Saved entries
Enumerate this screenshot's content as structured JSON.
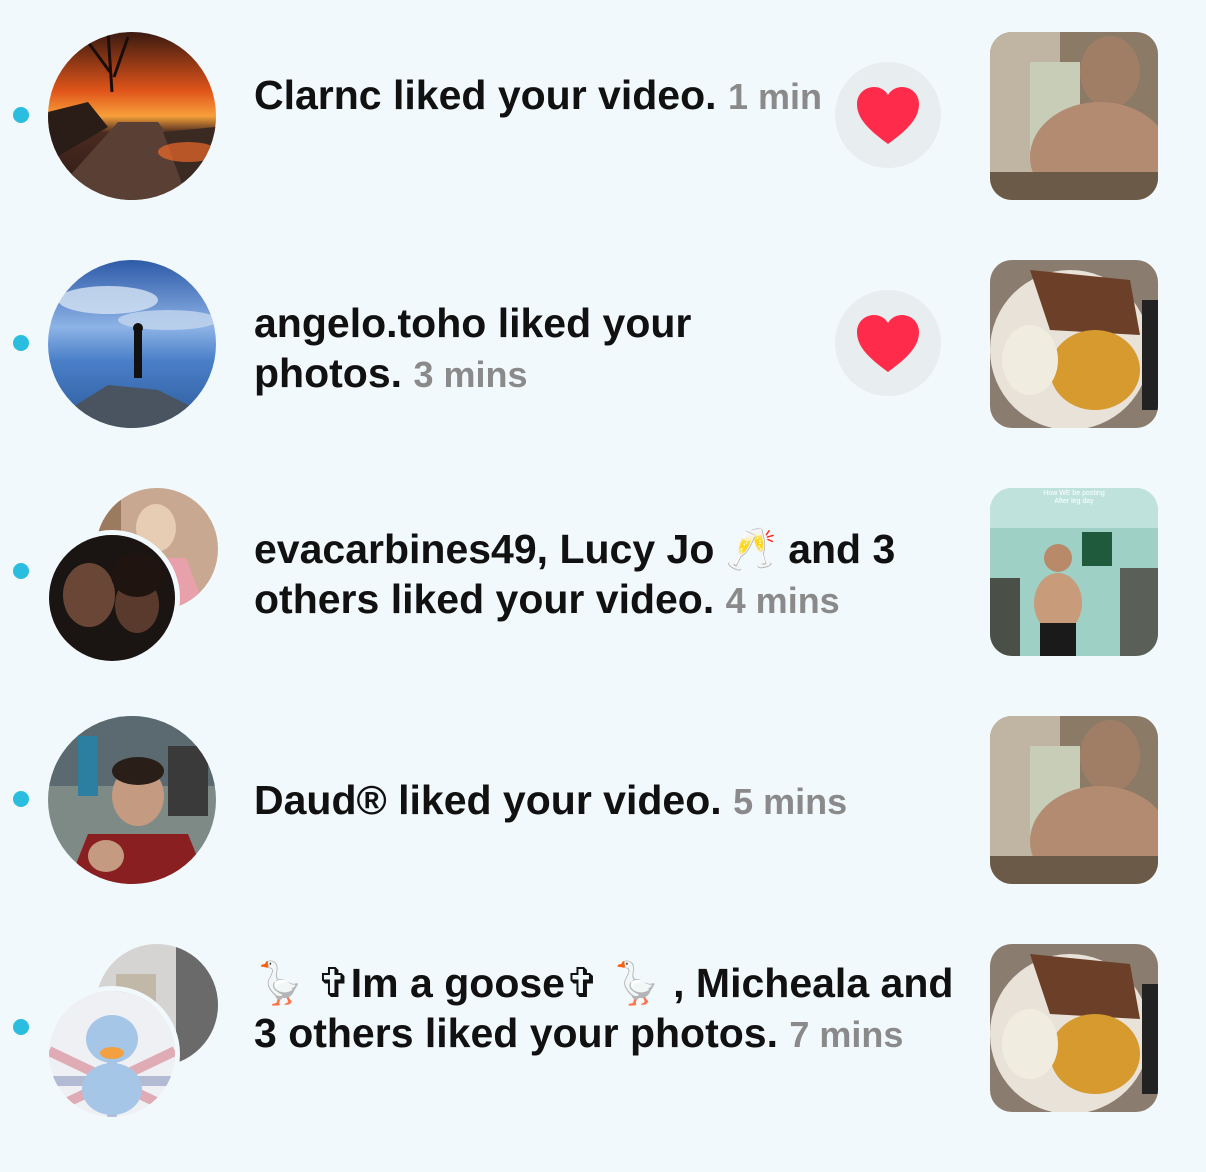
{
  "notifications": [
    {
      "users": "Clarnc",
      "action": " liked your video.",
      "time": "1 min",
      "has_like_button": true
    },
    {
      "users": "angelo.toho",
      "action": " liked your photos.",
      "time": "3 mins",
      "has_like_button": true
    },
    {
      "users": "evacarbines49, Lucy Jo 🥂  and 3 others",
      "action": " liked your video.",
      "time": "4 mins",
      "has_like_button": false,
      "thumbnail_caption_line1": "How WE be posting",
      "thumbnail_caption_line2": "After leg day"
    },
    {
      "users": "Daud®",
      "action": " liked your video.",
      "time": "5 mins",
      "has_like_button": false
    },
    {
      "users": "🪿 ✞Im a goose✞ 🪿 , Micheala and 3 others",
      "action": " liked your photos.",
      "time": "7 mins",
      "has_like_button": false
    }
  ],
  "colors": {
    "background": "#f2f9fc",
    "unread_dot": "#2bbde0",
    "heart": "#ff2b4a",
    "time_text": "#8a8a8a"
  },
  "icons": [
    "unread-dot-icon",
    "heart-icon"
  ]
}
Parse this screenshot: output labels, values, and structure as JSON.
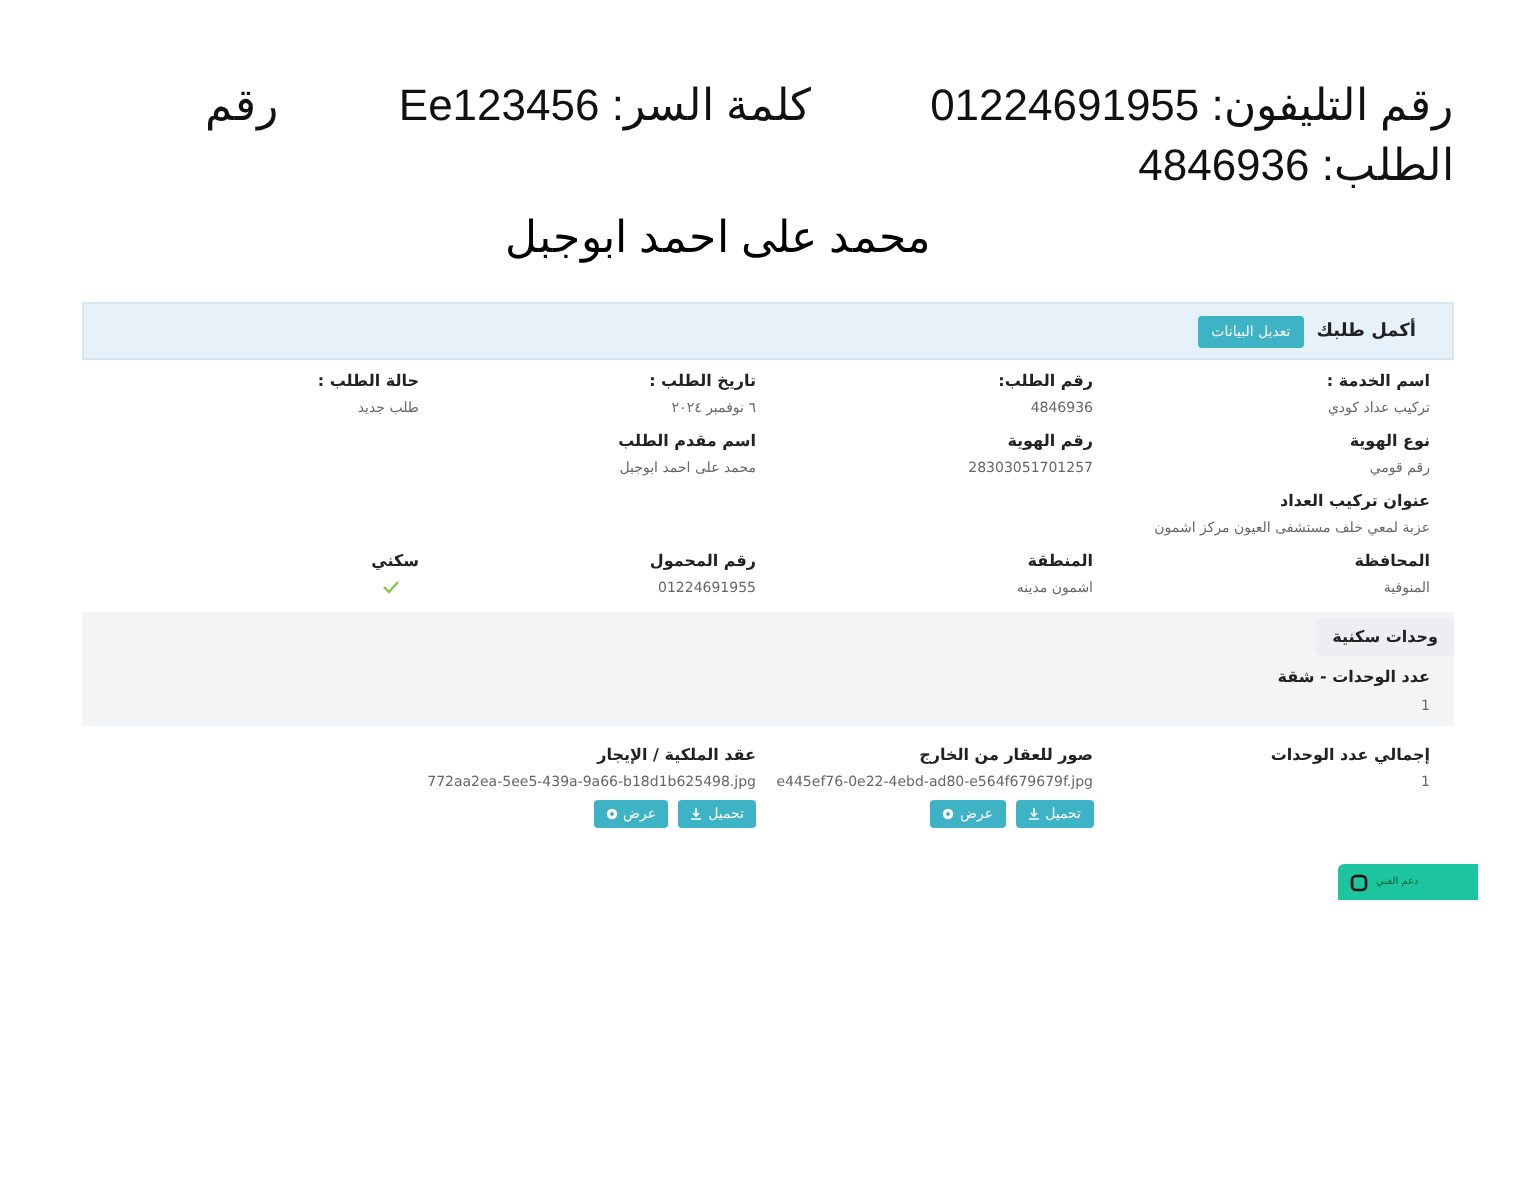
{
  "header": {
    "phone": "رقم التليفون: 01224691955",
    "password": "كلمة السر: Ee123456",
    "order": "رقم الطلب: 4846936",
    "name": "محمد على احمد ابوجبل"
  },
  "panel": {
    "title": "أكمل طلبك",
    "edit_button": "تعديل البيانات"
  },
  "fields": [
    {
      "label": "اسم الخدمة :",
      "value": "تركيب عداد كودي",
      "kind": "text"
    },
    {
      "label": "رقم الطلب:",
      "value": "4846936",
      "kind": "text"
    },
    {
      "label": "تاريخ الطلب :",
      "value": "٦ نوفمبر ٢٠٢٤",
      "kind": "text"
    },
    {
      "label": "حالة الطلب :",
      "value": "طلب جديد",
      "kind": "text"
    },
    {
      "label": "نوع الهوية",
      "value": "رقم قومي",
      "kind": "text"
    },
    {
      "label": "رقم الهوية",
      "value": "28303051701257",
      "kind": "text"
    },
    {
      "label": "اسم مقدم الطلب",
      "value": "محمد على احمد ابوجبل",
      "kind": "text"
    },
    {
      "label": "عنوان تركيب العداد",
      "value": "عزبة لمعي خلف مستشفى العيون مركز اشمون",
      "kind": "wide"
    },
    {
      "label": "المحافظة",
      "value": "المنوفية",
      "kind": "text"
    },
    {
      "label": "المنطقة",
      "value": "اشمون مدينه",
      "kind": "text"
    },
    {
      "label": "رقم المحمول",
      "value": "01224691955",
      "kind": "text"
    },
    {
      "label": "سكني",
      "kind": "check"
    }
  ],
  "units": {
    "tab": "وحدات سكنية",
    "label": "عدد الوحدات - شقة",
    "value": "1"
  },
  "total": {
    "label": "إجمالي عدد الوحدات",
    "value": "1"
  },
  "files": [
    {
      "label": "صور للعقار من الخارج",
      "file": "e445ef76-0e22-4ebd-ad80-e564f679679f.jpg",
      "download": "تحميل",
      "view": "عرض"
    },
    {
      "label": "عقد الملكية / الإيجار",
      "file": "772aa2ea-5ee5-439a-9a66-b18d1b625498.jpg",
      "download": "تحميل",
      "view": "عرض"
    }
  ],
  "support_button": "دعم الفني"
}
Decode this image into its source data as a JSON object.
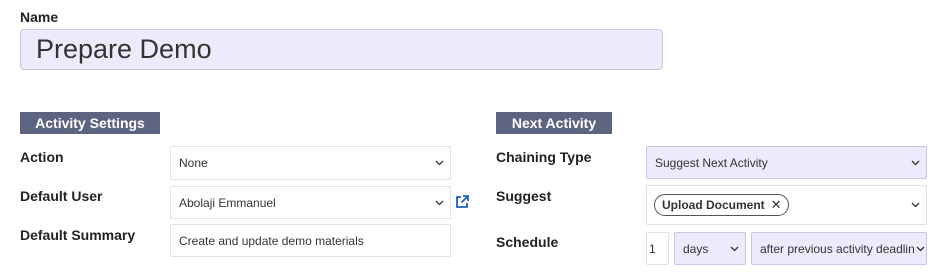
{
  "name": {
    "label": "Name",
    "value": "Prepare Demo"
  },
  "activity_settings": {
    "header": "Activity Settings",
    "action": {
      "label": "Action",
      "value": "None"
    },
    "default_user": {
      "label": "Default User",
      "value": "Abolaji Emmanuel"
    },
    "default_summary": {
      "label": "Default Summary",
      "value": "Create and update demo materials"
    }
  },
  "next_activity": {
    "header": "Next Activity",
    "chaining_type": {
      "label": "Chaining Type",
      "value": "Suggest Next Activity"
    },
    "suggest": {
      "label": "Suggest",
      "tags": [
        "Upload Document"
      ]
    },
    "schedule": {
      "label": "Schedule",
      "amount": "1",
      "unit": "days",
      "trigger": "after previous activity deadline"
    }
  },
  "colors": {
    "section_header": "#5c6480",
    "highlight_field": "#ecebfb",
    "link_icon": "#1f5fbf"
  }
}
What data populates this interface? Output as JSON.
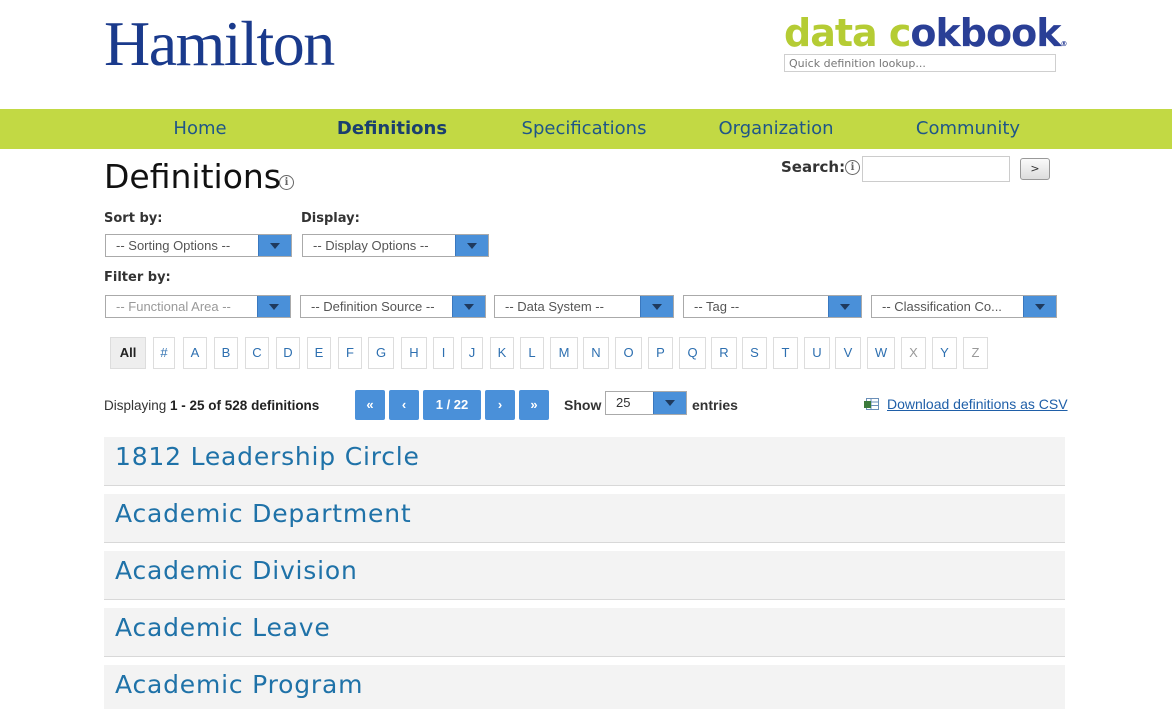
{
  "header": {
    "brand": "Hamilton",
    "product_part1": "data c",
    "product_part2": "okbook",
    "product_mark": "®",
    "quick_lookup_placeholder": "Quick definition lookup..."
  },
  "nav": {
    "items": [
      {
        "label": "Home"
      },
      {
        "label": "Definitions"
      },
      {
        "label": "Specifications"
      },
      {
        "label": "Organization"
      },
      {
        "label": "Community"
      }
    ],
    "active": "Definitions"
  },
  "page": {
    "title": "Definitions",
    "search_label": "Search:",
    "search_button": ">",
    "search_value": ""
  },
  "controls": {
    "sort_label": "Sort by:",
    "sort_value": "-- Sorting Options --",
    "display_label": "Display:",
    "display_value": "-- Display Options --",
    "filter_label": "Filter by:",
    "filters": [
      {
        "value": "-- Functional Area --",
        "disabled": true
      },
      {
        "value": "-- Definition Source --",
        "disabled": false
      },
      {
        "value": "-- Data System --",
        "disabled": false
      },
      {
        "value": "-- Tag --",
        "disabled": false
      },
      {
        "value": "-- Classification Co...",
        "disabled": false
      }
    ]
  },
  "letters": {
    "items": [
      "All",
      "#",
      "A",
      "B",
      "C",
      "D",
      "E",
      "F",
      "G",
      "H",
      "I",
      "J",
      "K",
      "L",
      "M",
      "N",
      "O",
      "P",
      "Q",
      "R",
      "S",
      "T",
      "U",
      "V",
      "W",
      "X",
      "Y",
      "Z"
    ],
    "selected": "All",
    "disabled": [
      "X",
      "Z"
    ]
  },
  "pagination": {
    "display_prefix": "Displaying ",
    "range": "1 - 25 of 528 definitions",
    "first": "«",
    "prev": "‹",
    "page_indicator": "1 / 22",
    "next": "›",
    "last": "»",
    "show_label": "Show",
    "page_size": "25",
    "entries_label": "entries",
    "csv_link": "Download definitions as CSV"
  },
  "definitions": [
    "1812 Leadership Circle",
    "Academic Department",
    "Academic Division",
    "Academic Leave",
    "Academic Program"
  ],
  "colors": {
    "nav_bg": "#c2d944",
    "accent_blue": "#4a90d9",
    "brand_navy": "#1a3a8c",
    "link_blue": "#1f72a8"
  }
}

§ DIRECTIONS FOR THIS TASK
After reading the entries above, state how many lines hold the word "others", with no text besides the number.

§ OUTPUT
2